* **To do**
Pull every line containing "JSON" from the data.

[Data records]
========

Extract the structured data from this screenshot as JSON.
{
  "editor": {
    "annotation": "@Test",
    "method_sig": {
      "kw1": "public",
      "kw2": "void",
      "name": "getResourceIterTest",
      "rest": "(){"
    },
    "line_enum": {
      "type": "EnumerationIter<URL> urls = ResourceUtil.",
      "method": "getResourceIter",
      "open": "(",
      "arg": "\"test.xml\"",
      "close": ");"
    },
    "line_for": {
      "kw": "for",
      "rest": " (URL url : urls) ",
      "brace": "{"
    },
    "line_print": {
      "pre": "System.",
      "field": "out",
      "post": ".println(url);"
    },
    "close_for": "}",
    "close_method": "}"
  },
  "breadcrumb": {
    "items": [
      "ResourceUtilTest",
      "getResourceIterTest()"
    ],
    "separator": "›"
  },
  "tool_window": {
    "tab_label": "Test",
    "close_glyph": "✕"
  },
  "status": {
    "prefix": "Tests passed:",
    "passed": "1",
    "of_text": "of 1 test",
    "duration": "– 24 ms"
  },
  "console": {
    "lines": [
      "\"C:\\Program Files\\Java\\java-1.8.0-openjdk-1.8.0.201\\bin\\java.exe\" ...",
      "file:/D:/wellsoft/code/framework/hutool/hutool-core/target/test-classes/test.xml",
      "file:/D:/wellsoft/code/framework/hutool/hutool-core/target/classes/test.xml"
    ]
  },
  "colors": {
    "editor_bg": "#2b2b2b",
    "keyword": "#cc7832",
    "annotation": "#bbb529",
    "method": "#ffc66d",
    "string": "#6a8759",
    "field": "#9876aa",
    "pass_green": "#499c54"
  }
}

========

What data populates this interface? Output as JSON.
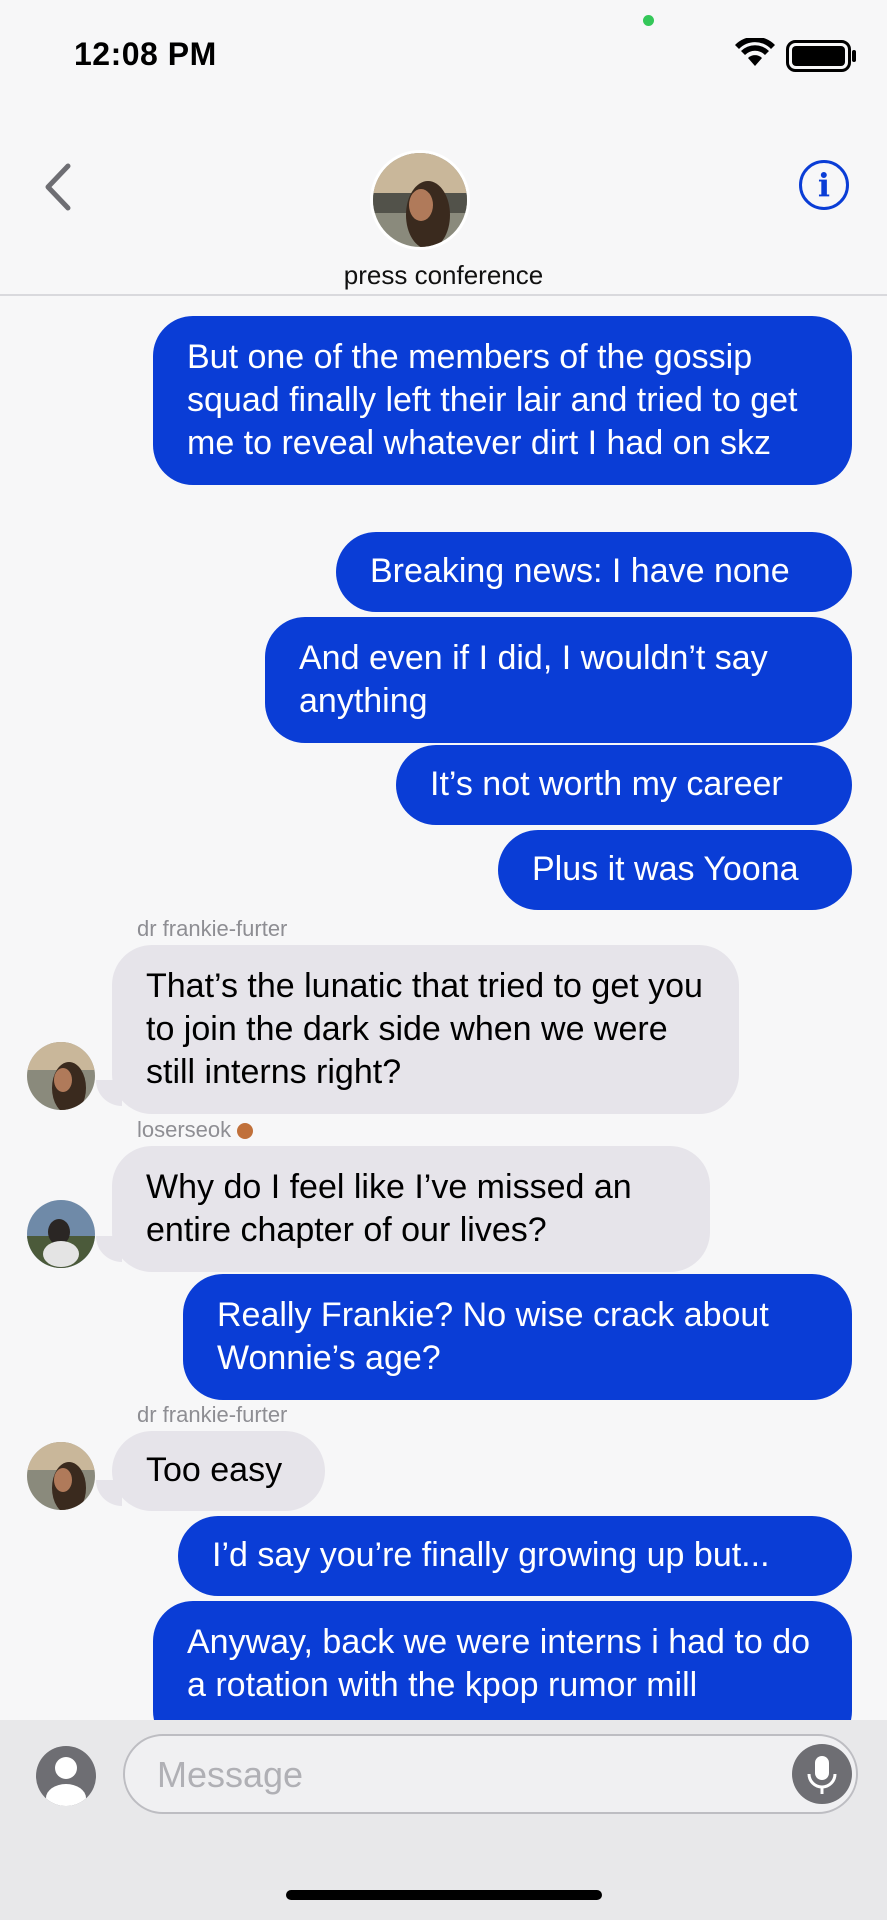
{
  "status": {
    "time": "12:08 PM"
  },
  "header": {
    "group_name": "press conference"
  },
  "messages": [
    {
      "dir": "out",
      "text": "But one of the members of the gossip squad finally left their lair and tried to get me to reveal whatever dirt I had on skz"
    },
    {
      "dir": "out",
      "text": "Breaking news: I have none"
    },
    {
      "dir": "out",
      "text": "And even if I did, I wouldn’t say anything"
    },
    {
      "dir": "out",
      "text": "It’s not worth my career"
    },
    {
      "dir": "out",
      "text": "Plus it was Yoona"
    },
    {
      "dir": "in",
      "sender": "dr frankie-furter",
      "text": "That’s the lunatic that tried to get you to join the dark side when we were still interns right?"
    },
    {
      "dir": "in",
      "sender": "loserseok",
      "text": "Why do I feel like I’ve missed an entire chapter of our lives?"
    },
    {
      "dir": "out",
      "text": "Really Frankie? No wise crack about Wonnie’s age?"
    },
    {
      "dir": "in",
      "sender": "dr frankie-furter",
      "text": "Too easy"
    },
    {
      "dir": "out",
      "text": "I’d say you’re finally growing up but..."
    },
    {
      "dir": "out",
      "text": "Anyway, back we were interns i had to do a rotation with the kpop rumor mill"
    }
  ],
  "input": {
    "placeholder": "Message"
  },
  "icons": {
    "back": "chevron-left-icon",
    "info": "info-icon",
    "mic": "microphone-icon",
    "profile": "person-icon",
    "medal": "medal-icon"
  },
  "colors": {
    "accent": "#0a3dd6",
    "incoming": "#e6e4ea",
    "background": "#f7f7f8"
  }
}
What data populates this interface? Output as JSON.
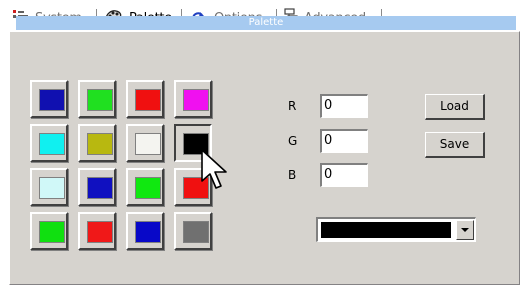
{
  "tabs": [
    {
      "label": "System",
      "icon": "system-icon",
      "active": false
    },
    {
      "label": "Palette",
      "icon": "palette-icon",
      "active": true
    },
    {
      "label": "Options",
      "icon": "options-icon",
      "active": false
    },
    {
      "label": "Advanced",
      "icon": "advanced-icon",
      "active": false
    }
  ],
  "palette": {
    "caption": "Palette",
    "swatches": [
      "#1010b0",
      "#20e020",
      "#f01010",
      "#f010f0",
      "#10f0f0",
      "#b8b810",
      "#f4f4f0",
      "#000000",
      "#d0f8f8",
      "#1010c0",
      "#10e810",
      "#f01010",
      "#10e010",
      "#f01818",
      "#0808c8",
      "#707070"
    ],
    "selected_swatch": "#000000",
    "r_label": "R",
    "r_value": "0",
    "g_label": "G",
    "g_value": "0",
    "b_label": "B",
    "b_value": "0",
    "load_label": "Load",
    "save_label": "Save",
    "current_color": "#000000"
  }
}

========

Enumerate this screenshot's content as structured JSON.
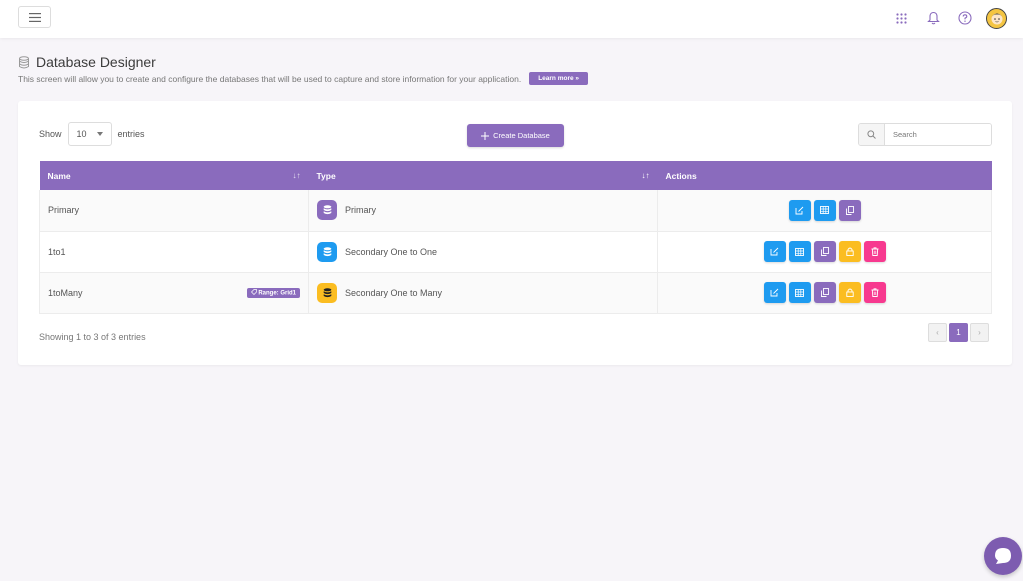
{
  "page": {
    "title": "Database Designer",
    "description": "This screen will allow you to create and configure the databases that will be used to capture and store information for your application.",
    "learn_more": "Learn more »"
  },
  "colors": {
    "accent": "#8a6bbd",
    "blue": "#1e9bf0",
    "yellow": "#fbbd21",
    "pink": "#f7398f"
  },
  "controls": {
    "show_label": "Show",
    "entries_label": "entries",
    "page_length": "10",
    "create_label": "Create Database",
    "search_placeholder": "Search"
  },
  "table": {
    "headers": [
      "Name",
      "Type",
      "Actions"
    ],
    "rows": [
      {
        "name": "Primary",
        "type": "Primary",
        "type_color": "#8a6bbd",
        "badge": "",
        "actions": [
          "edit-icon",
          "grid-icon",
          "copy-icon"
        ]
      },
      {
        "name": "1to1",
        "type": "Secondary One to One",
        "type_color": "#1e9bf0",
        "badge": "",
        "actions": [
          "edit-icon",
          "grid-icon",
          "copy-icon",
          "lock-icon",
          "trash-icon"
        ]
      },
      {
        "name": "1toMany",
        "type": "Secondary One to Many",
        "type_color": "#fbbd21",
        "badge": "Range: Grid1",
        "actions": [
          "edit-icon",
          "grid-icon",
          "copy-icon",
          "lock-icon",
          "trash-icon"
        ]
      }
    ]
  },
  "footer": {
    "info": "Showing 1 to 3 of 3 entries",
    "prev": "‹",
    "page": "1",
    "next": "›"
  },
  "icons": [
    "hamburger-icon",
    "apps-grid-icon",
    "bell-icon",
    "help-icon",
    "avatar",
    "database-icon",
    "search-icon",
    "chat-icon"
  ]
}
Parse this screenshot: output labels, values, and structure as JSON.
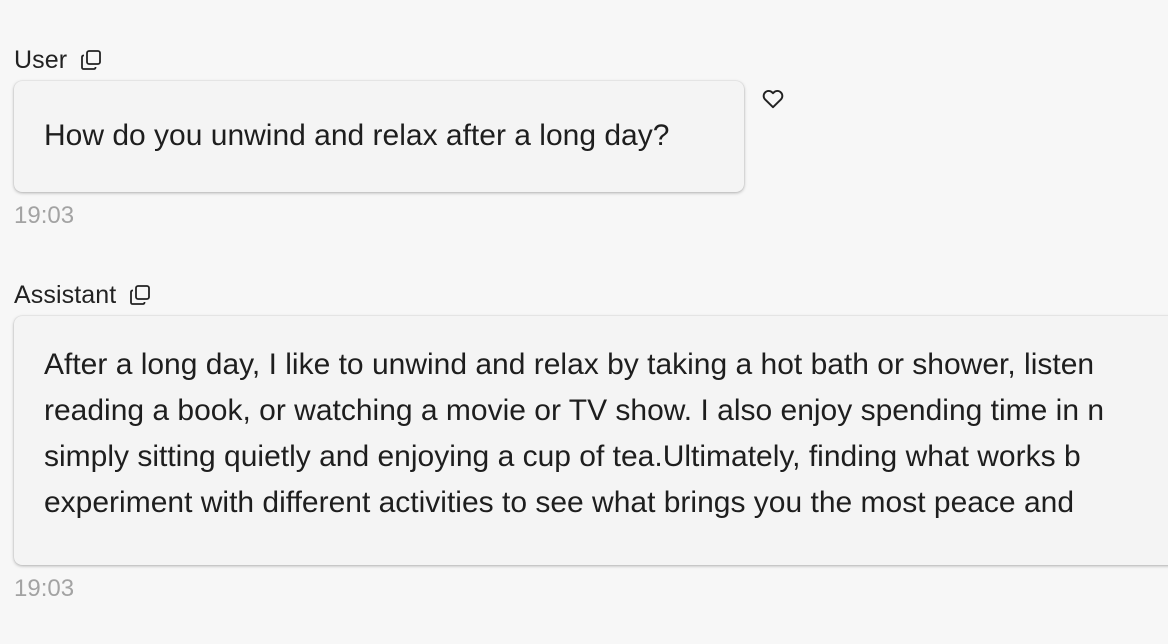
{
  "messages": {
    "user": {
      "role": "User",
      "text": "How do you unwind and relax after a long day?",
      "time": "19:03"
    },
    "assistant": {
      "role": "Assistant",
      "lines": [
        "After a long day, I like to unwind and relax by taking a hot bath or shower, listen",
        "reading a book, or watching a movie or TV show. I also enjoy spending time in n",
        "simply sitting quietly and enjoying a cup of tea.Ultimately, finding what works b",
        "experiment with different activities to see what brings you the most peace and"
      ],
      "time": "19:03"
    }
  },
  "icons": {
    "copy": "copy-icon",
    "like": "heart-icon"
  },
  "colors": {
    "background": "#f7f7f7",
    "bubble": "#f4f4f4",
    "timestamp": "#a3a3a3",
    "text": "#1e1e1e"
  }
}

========

* **Task answer**
Extract the structured data from this screenshot as JSON.
What data populates this interface? Output as JSON.
What data populates this interface? Output as JSON.
Enumerate this screenshot's content as structured JSON.
Parse this screenshot: output labels, values, and structure as JSON.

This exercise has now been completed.